> **EXERCISE INSTRUCTIONS**: Which lines should be repeated? Exactly the one containing "Give me the" and every line after it through the end of the entries below.

━━━ SOURCE INFORMATION

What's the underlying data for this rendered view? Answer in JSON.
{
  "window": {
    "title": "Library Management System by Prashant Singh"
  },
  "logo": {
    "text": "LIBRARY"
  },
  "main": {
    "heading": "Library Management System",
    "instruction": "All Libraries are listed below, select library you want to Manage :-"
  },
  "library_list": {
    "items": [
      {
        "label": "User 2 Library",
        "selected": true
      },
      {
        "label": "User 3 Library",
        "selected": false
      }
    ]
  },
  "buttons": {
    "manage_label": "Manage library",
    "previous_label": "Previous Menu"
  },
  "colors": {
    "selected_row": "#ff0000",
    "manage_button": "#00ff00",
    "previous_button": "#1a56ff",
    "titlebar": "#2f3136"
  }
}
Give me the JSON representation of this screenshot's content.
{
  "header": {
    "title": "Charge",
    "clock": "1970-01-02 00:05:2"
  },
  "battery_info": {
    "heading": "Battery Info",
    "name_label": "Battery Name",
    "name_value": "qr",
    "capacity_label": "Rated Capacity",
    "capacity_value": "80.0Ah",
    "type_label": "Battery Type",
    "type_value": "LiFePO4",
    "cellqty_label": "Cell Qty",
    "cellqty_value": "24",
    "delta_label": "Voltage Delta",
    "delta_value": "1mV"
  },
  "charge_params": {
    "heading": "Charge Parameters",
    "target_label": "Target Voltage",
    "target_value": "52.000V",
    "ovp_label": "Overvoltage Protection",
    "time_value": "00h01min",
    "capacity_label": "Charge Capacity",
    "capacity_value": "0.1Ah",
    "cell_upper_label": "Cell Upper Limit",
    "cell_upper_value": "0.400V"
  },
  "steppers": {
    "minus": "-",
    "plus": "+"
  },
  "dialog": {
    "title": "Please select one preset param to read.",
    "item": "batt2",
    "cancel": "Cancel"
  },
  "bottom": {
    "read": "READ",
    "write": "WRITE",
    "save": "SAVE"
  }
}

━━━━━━

> **YOUR SOLUTION**:
Give me the JSON representation of this screenshot's content.
{
  "header": {
    "title": "Charge",
    "clock": "1970-01-02 00:05:2"
  },
  "battery_info": {
    "heading": "Battery Info",
    "name_label": "Battery Name",
    "name_value": "qr",
    "capacity_label": "Rated Capacity",
    "capacity_value": "80.0Ah",
    "type_label": "Battery Type",
    "type_value": "LiFePO4",
    "cellqty_label": "Cell Qty",
    "cellqty_value": "24",
    "delta_label": "Voltage Delta",
    "delta_value": "1mV"
  },
  "charge_params": {
    "heading": "Charge Parameters",
    "target_label": "Target Voltage",
    "target_value": "52.000V",
    "ovp_label": "Overvoltage Protection",
    "time_value": "00h01min",
    "capacity_label": "Charge Capacity",
    "capacity_value": "0.1Ah",
    "cell_upper_label": "Cell Upper Limit",
    "cell_upper_value": "0.400V"
  },
  "steppers": {
    "minus": "-",
    "plus": "+"
  },
  "dialog": {
    "title": "Please select one preset param to read.",
    "item": "batt2",
    "cancel": "Cancel"
  },
  "bottom": {
    "read": "READ",
    "write": "WRITE",
    "save": "SAVE"
  }
}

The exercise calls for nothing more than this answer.